## [Work required]
Which lines in the records below contain the word "mult"? Return each of them.

[Excerpts from an interface dataset]
######
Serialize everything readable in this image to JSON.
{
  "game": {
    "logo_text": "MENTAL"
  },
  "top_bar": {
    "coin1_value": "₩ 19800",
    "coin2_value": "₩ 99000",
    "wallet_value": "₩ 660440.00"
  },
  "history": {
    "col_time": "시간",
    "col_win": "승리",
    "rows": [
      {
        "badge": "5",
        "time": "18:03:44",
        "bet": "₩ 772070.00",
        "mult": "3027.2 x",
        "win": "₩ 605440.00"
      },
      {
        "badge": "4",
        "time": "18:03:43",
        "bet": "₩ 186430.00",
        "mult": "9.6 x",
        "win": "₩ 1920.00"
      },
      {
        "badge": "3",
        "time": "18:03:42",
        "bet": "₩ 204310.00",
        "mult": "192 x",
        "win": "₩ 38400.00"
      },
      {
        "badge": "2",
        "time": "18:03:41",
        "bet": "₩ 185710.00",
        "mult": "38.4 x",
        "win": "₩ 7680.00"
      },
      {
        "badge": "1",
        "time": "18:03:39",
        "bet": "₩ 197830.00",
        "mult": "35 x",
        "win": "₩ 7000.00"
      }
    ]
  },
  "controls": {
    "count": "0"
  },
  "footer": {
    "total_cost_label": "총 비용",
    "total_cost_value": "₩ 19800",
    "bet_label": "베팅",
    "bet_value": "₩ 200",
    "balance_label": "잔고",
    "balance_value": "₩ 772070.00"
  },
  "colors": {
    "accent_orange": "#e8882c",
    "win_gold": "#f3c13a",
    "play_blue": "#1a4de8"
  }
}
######
## [Result of the task]
        "mult": "3027.2 x",
        "mult": "9.6 x",
        "mult": "192 x",
        "mult": "38.4 x",
        "mult": "35 x",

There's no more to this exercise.